(Dataset entries)
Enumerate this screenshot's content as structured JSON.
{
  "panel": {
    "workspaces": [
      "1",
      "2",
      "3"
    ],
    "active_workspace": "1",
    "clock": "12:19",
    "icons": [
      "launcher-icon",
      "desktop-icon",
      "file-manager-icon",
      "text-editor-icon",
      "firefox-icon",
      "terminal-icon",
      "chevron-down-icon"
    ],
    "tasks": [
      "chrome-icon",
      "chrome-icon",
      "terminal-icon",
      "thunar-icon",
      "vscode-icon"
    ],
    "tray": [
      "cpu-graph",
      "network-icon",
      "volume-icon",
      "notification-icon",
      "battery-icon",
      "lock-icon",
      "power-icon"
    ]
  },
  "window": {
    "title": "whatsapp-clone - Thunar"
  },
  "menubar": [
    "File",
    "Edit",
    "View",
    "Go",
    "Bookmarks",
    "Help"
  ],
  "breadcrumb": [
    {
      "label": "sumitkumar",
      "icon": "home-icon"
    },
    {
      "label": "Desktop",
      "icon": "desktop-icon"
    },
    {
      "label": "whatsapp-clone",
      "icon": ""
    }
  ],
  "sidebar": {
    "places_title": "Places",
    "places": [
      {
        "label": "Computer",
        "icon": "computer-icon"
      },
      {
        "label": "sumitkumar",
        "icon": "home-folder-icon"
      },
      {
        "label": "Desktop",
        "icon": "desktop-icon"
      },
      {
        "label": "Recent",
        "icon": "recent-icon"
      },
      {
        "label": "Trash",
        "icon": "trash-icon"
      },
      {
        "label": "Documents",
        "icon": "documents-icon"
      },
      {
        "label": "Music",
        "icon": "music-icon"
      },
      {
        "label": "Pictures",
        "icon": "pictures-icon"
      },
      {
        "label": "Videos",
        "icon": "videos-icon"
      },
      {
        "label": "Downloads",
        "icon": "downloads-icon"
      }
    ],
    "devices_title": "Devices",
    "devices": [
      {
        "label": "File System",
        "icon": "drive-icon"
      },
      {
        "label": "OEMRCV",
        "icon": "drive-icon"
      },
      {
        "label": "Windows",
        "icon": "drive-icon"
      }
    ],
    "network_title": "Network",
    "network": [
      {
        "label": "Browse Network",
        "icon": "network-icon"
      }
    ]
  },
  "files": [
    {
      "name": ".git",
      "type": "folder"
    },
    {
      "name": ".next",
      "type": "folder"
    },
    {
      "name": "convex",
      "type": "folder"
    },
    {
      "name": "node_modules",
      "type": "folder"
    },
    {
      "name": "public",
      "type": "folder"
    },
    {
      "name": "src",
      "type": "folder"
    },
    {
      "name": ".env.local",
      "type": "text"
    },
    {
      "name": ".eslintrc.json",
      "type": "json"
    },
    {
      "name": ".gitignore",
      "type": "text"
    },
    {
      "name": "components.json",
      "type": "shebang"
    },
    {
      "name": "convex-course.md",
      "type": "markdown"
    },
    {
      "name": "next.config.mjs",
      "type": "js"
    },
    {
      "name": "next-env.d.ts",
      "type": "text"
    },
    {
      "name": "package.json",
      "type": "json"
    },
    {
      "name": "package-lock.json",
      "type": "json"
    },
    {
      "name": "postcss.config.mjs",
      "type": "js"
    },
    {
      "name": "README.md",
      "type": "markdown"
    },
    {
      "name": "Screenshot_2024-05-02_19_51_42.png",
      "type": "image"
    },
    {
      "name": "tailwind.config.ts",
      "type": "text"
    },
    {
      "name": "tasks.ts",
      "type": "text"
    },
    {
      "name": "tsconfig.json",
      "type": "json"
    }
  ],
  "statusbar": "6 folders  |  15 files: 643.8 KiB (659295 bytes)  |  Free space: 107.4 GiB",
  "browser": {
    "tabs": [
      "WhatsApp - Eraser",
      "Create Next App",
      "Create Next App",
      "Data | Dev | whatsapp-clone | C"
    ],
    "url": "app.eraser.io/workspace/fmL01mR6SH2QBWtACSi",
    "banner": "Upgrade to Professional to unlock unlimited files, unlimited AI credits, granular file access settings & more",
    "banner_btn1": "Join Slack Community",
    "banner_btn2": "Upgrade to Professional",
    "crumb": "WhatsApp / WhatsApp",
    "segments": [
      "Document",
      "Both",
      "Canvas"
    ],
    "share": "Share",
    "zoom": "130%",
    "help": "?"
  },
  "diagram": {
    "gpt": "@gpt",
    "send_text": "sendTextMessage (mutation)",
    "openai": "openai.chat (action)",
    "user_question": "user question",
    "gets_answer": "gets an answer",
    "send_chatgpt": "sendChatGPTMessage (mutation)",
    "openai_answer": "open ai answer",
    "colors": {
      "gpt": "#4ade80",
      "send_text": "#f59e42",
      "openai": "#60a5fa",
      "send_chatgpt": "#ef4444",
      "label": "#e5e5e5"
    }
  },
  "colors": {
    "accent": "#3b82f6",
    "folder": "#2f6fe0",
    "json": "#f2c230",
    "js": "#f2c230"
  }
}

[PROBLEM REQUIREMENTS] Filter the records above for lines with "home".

[OUTPUT]
      "icon": "home-icon"
        "icon": "home-folder-icon"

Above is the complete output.